Gathara said...

1) I do not see how I have ducked your question. The political issue is linked to the illegal Kibaki action. We have avenues to deal with those. The looting, rape and killing can be addressed separately since we have avenues of dealing with that too.

2)I have checked the facts and I am convinced he is correct.

3) Stop putting words in my mouth. Let the ODM demonstrate why the courts were legitimate avenues for settling disputes with the gava in December and they have ceased to be so now.

4) What info have I omitted? You are asking me to pre-judge the courts. You make claims about their partiality but have not bothered to provide us with any evidence. The courts have the power to overturn the ECK ruling and that is what we all want.

5)True, any other president could sign. But he would first have to be declared President. You are in a classic catch-22. Why would Odinga negotiate once he is President? Isn't that his objective?

Finally, what makes you think we will get justice from Raila once we depose Obaks? Did we get it from Kibaki when we chucked Mo1? Unless we change the system, then simply switching leaders will take us nowhere. We can chose to go the revolutionary way to do so. Ignore the current laws and rip up the constitution. My feeling is that that in that case the cure would probably be worse than the disease.

Anonymous said...

on 1, 2 i see no need to disagree further.
on 3) that conditionality does not hold from basic logic. eg, if i am against murder, and a hostage taker tells me to kill one hostage so he can release two others, i may hold on to my principle. however, if he said, kill one and all the 300 children are released, i guess i would kill rather than 300 be killed. so context counts, conditionality out the window. insisting that both contexts are similar and requiring of similar approaches is not convincing to me.
0n 4) sounds good not to pre-judge the courts, BUT you shall wait till jesus returns for an impartial judgment on the "presidency". case of unfounded optimism over experience! i think only you, martha karua, wako believe the courts can overturn obaks presidency.
5) this is not about raila replacing obaks. this is about "terminating blatant disenfranchisement of the highest ordre"; its about transformation; its not thatbrai8la will deliver, but we chart it all out so that even raila replaces obaks under very clear path towards a new constitutional order, with all caveats and relevant clauses for failsafe. the culture of individuals must be guraded against with the smartest frameworks possible. dont see a guard change, rather its a momemtous opportunity to usher in a new kenya with an internationally brokered pathway that even raila will not wiggle out of. raila is not our future, but "fodder to expend", for lack of better words. if we dont see the bigger picture, we are forced to ur option of retaining obaks as the lesser evil. i think that will be a missed opp.

Anonymous said...

5) i think garth in this case we will be creative. do not go against human rights, but have deals outside the current constitutional framework eg courts to challenge obaks. create what we need out of this quagmire, and then go to legitimize it either through our courts or parlia, a necessarry 'rubber stamp" as a means to cease the moment and transform.

Gathara said...


Raila, during his interview on BBC's Hardtalk yesterday, said he is willing to join a transitional arrangement that would
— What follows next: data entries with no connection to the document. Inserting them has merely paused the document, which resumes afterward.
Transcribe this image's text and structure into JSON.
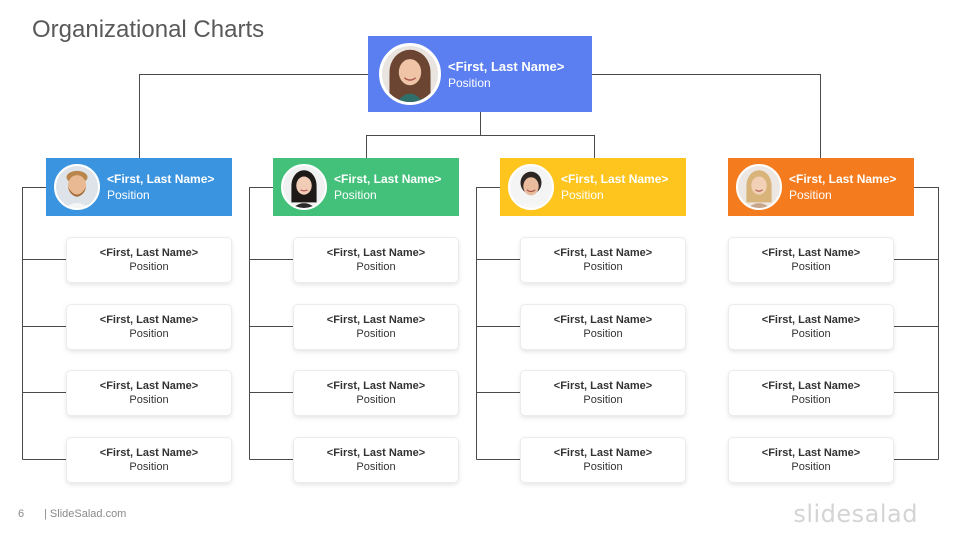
{
  "slide": {
    "title": "Organizational Charts",
    "page_number": "6",
    "site": "| SlideSalad.com",
    "brand": "slidesalad"
  },
  "top": {
    "name": "<First, Last Name>",
    "position": "Position",
    "color": "#5b7ff0",
    "avatar_icon": "woman-curly-hair-icon"
  },
  "managers": [
    {
      "name": "<First, Last Name>",
      "position": "Position",
      "color": "#3b94e0",
      "avatar_icon": "bearded-man-icon",
      "reports": [
        {
          "name": "<First, Last Name>",
          "position": "Position"
        },
        {
          "name": "<First, Last Name>",
          "position": "Position"
        },
        {
          "name": "<First, Last Name>",
          "position": "Position"
        },
        {
          "name": "<First, Last Name>",
          "position": "Position"
        }
      ]
    },
    {
      "name": "<First, Last Name>",
      "position": "Position",
      "color": "#43c07a",
      "avatar_icon": "woman-dark-hair-icon",
      "reports": [
        {
          "name": "<First, Last Name>",
          "position": "Position"
        },
        {
          "name": "<First, Last Name>",
          "position": "Position"
        },
        {
          "name": "<First, Last Name>",
          "position": "Position"
        },
        {
          "name": "<First, Last Name>",
          "position": "Position"
        }
      ]
    },
    {
      "name": "<First, Last Name>",
      "position": "Position",
      "color": "#fdc51e",
      "avatar_icon": "woman-smiling-icon",
      "reports": [
        {
          "name": "<First, Last Name>",
          "position": "Position"
        },
        {
          "name": "<First, Last Name>",
          "position": "Position"
        },
        {
          "name": "<First, Last Name>",
          "position": "Position"
        },
        {
          "name": "<First, Last Name>",
          "position": "Position"
        }
      ]
    },
    {
      "name": "<First, Last Name>",
      "position": "Position",
      "color": "#f57c1e",
      "avatar_icon": "woman-blonde-hair-icon",
      "reports": [
        {
          "name": "<First, Last Name>",
          "position": "Position"
        },
        {
          "name": "<First, Last Name>",
          "position": "Position"
        },
        {
          "name": "<First, Last Name>",
          "position": "Position"
        },
        {
          "name": "<First, Last Name>",
          "position": "Position"
        }
      ]
    }
  ]
}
1) recognise Kibaki as President still in his first term and
2) create conditions for an independent forensic audit and retallying of the ballots or put in place a truly independent ECK to organise a re-run of the Presidential election.
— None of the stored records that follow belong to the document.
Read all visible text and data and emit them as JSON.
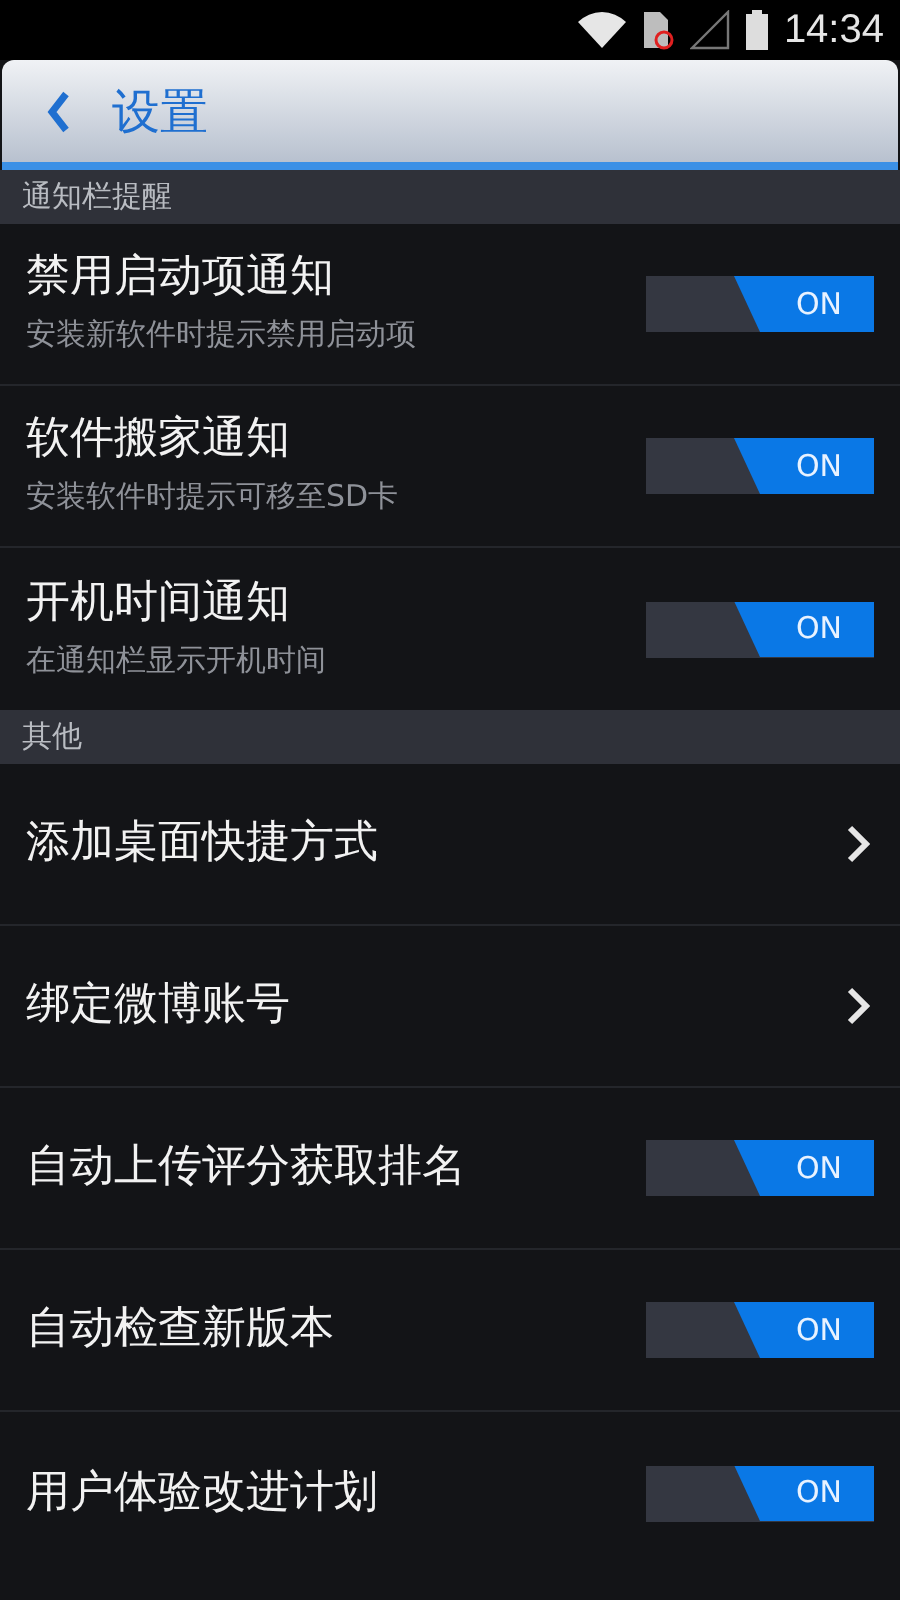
{
  "status_bar": {
    "time": "14:34"
  },
  "header": {
    "title": "设置"
  },
  "sections": [
    {
      "title": "通知栏提醒",
      "items": [
        {
          "kind": "toggle",
          "title": "禁用启动项通知",
          "subtitle": "安装新软件时提示禁用启动项",
          "on": true,
          "switch_label": "ON"
        },
        {
          "kind": "toggle",
          "title": "软件搬家通知",
          "subtitle": "安装软件时提示可移至SD卡",
          "on": true,
          "switch_label": "ON"
        },
        {
          "kind": "toggle",
          "title": "开机时间通知",
          "subtitle": "在通知栏显示开机时间",
          "on": true,
          "switch_label": "ON"
        }
      ]
    },
    {
      "title": "其他",
      "items": [
        {
          "kind": "link",
          "title": "添加桌面快捷方式"
        },
        {
          "kind": "link",
          "title": "绑定微博账号"
        },
        {
          "kind": "toggle",
          "title": "自动上传评分获取排名",
          "on": true,
          "switch_label": "ON"
        },
        {
          "kind": "toggle",
          "title": "自动检查新版本",
          "on": true,
          "switch_label": "ON"
        },
        {
          "kind": "toggle",
          "title": "用户体验改进计划",
          "on": true,
          "switch_label": "ON"
        }
      ]
    }
  ]
}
Most importantly, he said he would abide by the results even in the unlikely event that a retallying showed a Kibaki win.

I think there is still an opportunity to salvage the nation and even to make the necessary constitutional changes that would enable us to emerge from the crisis as a stronger democracy.